In January, 2022, software review site Capterra surveyed HR leaders about plans for upskilling employees. Some of the findings were surprising, as Capterra’s principal HR analyst Brian Westfall reported on the company’s blog. For example, close to half of companies (49%) are increasing their L&D budget in 2022, compared to 41% in 2021, and almost twice as many companies increased their L&D budget than decreased it when the COVID-19 pandemic began.

I interviewed Westfall about some of the details and his conclusions about the results.

Bill Brandon (BB): How did you decide to conduct this survey?

Brian Westfall (BW): We had some ideas about what would be the results of the study, but what we actually found was different. We wanted to find out what has been happening with L&D budgets over the course of the pandemic. We had a theory that companies likely scaled back at the beginning. The hypothesis was that management wouldn’t see L&D as necessary to the operations, more as a “nice to have.” People would be looking for budget cuts to stem the pandemic. Then we thought that maybe in 2022, businesses would be making more long-term plans for other things going on, like the Great Resignation, and then start pouring more money back into L&D.

I think we were spot on about the second part. We are seeing a lot of companies pouring money into L&D in 2022. But I was surprised, along with my with colleagues, to learn that companies have been investing pretty steadily in L&D the entire pandemic. We have some theories as to why but it was definitely surprising.

BB: Are you confident about those findings?

BW: I’m pretty confident, especially if you break it down into what businesses are doing now and what was going on back in 2020. We found that nearly half of HR leaders are increasing their L&D budgets this year. I’m thinking that companies are over their initial obstacles of COVID, settling into long term plans, and that it is the right time to really invest in L&D, get systems in place, get new content, that sort of thing. The second reason is the skill gaps. Skill gaps didn’t go away during the pandemic. That was something, obviously, that companies were very concerned about. You’re talking 2018, 2019, and the pandemic happened. We got sidetracked. There are other priorities but now we can focus on skill gaps. Alongside other things like the Great Resignation, we are seeing this huge knowledge and skills drain from organizations. Companies are saying we really need to put our money where our mouth is on L&D, or we’re really gonna fall behind.

BB: Are you seeing most of this happening with small companies, or with medium or large companies?

BW: We defined large companies as 501 or more employees, mid-size as 100 to 500, and small as 100 or fewer. We saw a pattern where large businesses are consistently increasing their L&D budgets year over year between 2020 and 2022. Mid-size companies are consistently doing more of the same. Small businesses really haven’t been investing in L&D until this year. And that makes sense. If you really think about it, small businesses have been hit particularly hard by the pandemic, so they really didn’t have the resources support for L&D.

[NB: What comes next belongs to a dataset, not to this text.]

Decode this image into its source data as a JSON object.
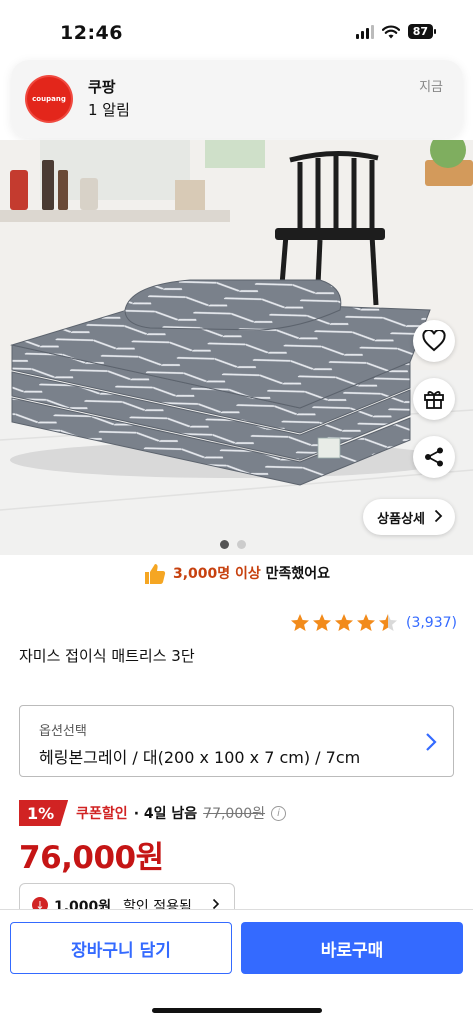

The biggest jump in the number of businesses increasing their L&D budget from 2021 to this year was in small businesses. I’m most concerned about small businesses. Their skill gaps did not go away. We did research a year and a half ago, and found that something like half of small business employees haven’t developed any new skills during the pandemic. Some of them are really behind, but it’s encouraging to see that they are taking the biggest jump this year.

BB: How are the businesses that are behind addressing their skills gaps?

BW: The way the market is going, there are more affordable tools now for small businesses than ever before. We’re getting away from the “gatekeeping” mentality about upskilling, thinking that only large enterprises can really do it because they are the only ones with the money and resources to implement a full-fledged LMS or LXP. The market has been trending downward in terms of size. I think small businesses are responding. They’re saying: OK, there are more tools, more content, more things we can do with our resources that we can take advantage of.

BB: Where else can organizations look for ways to upgrade their upskilling and reskilling efforts?

BW: In the research we didn’t ask about specific tools. but we do know that across the board big businesses and small businesses are all making most of their new investments in technology. We can look at something like the prevalence of remote work being a big reason why. Companies transitioned to remote work during the pandemic. Whether large business or small business, this way of working is still very fresh. A lot of companies, even large ones, are just way behind on their digital learning initiatives ... having content available to people at home, getting away from the instructor led classes, paper based content, where you have to be in the office or some other facility. It makes sense to continue to look for affordable ways to offer appealing content to people working from home.

We are seeing good growth in areas like mentorship programs, for example. Mentorship used to be pretty ad hoc and pretty employee-driven. Now we are seeing it being more company-driven. It’s learning content that can scale and be used throughout the whole organization. If you have a decent LMS provider and you have a good relationship with them, adding new features such as support for mentorship is really no big deal.